*** Begin section ***
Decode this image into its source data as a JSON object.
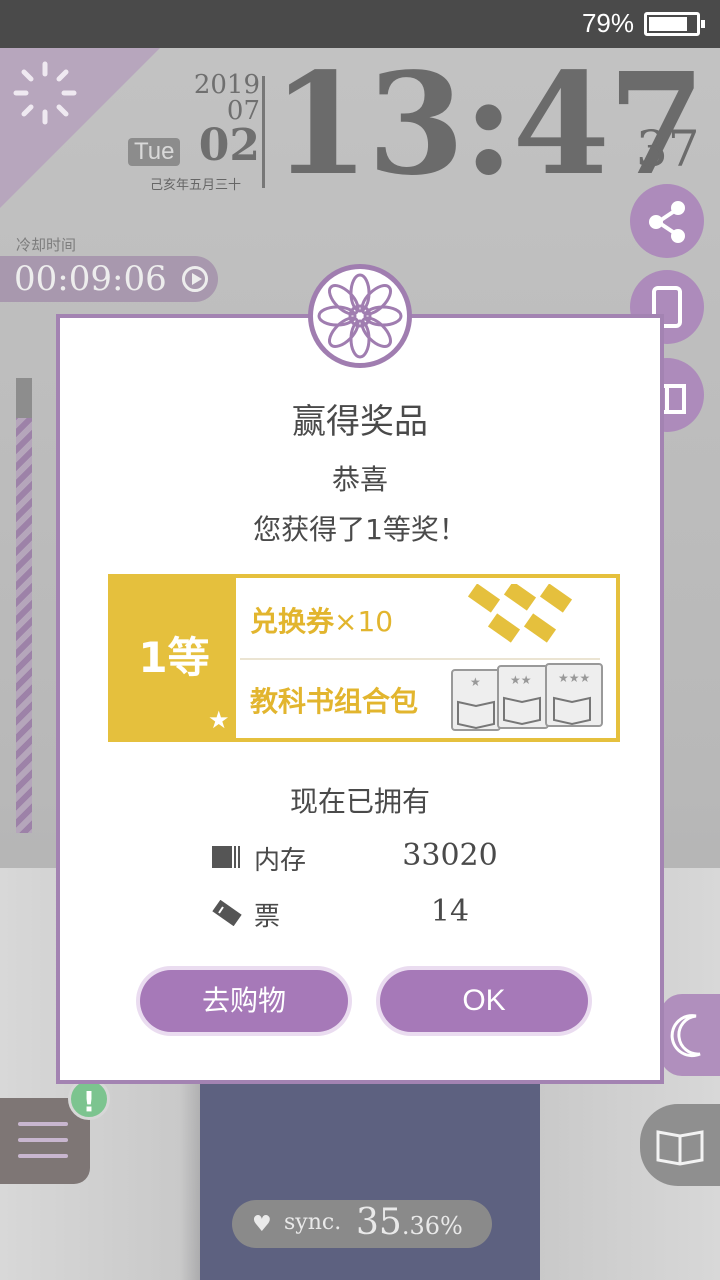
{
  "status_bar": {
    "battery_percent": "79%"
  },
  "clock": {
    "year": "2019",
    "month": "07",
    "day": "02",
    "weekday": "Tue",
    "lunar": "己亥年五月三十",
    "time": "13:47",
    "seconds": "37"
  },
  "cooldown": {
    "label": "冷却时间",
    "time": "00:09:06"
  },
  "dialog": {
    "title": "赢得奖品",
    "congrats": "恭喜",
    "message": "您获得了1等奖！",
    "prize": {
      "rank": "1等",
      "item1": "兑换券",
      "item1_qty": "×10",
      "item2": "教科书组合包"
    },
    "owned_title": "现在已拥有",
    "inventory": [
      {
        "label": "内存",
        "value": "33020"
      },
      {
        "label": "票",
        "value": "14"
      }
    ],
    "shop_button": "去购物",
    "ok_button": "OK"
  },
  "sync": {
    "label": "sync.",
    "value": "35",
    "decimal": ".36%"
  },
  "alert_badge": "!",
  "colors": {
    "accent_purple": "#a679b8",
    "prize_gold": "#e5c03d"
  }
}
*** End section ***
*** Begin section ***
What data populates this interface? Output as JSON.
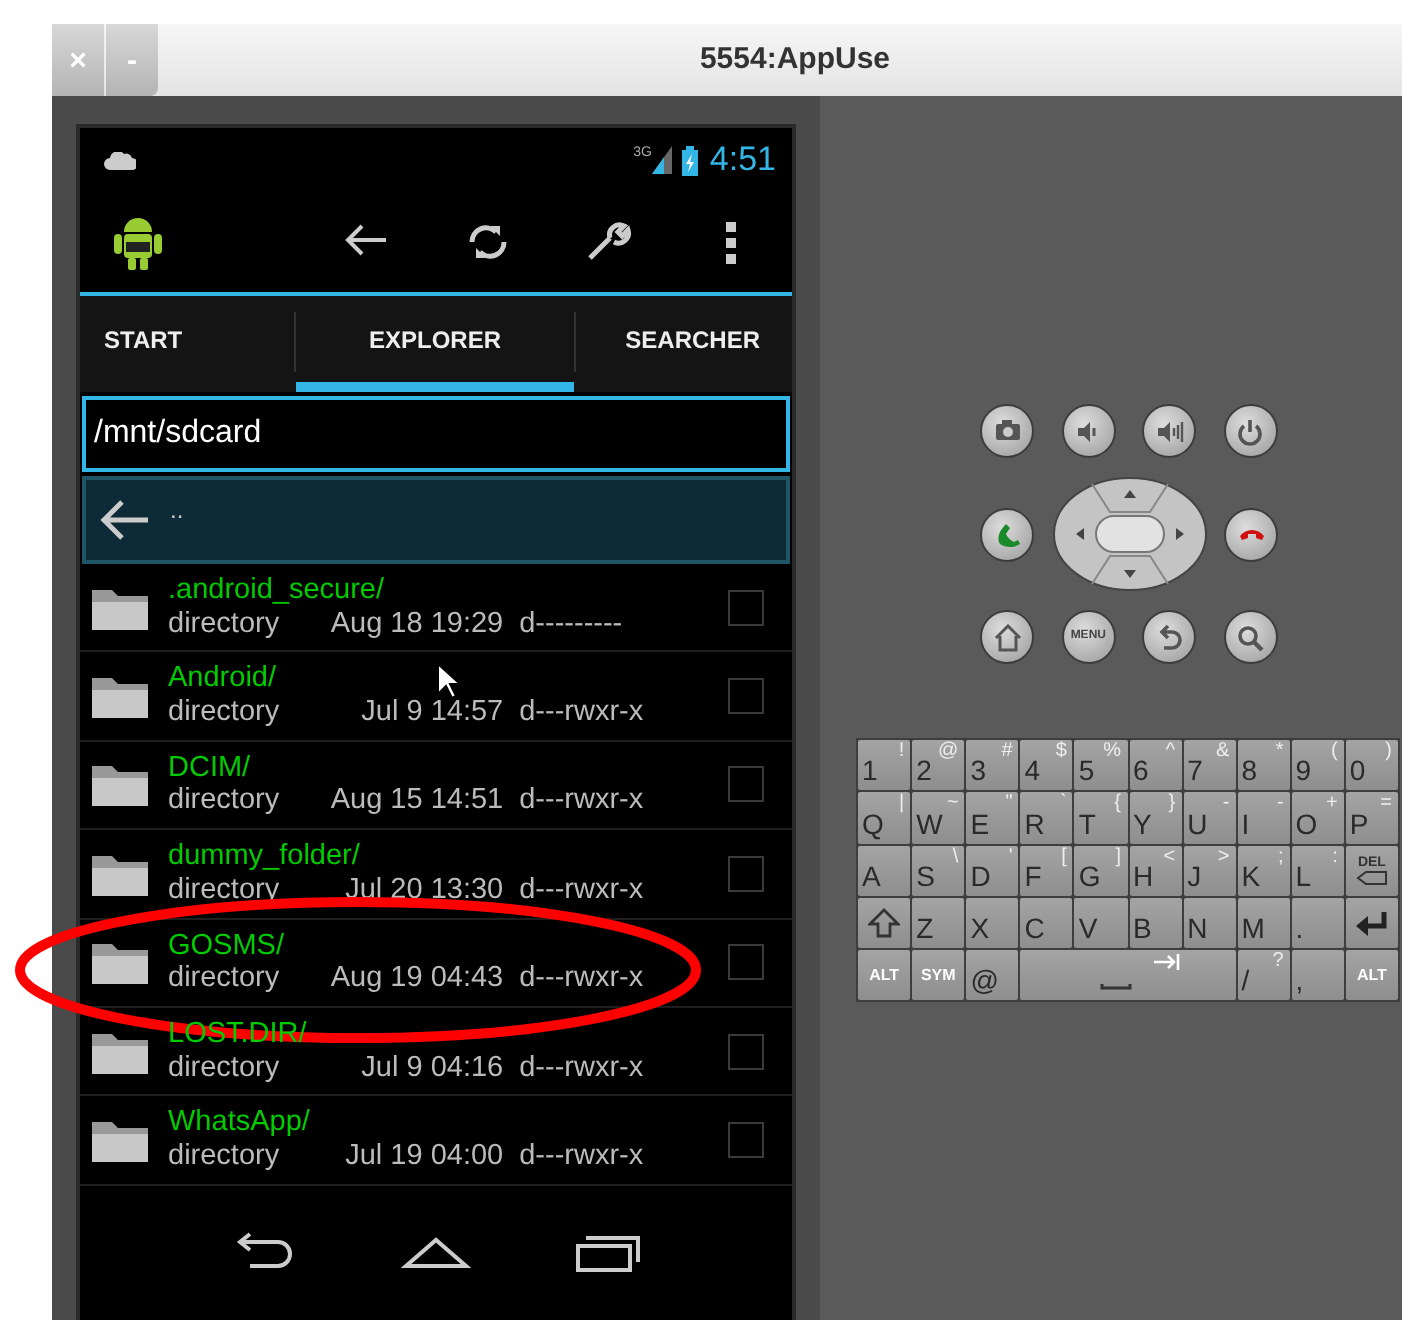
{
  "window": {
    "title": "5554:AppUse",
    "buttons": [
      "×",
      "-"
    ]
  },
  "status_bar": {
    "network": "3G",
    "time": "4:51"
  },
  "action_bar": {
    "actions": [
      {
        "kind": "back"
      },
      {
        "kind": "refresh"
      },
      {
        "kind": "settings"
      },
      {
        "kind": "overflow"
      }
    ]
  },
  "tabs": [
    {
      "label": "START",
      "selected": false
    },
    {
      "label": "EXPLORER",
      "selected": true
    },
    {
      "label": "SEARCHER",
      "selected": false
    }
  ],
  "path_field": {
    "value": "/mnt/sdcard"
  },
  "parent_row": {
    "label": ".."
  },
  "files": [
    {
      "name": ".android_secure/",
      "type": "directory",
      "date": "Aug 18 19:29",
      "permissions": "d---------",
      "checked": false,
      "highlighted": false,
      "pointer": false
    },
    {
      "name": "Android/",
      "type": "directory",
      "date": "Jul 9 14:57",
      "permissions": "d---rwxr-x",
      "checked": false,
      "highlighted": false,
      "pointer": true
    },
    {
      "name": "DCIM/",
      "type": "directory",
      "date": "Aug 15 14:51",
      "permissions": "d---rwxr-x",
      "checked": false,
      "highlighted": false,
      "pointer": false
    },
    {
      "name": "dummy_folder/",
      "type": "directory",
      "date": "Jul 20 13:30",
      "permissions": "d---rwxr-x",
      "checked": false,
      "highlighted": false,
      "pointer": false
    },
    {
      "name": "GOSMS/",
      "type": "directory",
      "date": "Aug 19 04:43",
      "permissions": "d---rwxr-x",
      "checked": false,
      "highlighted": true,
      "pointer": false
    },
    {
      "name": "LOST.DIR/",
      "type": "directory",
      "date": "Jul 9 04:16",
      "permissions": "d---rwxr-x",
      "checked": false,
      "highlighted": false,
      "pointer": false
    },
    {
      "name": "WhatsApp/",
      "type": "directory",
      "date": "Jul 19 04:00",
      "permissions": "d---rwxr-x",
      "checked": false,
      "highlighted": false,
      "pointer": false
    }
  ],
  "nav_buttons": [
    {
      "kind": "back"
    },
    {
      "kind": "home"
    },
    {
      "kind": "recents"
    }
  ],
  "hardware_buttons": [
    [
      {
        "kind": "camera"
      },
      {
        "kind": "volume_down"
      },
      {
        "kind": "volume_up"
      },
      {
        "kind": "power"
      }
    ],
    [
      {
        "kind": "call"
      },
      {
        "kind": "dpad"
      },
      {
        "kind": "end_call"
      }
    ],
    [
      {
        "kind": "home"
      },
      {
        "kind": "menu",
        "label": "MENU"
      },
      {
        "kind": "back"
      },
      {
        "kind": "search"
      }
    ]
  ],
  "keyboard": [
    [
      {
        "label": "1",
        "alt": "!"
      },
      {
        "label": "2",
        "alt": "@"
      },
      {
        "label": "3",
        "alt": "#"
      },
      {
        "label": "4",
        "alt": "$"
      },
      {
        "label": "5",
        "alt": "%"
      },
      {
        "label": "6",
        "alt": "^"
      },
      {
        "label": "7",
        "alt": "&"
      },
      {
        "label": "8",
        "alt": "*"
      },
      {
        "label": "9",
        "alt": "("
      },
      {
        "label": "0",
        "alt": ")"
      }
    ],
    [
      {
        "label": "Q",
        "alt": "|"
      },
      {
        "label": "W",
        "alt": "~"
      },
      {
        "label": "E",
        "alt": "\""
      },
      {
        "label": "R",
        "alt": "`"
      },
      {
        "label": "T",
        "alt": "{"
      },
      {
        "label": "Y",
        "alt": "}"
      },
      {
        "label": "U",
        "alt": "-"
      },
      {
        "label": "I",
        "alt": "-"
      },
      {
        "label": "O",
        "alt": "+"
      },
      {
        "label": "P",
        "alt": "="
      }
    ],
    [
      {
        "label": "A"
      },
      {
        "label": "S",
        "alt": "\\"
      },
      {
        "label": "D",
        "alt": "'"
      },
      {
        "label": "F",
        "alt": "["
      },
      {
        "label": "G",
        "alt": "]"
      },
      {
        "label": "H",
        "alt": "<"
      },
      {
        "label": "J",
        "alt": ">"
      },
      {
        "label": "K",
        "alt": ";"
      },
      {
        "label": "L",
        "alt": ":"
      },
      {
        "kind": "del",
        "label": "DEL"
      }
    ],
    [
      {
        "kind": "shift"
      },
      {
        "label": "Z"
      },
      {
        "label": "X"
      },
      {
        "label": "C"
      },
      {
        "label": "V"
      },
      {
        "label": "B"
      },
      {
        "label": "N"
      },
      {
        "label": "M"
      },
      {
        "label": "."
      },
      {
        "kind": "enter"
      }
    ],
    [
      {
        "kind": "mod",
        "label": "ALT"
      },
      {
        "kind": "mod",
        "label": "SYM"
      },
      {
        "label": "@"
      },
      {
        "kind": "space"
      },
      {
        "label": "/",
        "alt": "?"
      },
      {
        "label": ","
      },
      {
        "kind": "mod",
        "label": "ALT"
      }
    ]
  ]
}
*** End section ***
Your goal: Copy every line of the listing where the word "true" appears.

Your response:
      "selected": true
      "pointer": true
      "highlighted": true,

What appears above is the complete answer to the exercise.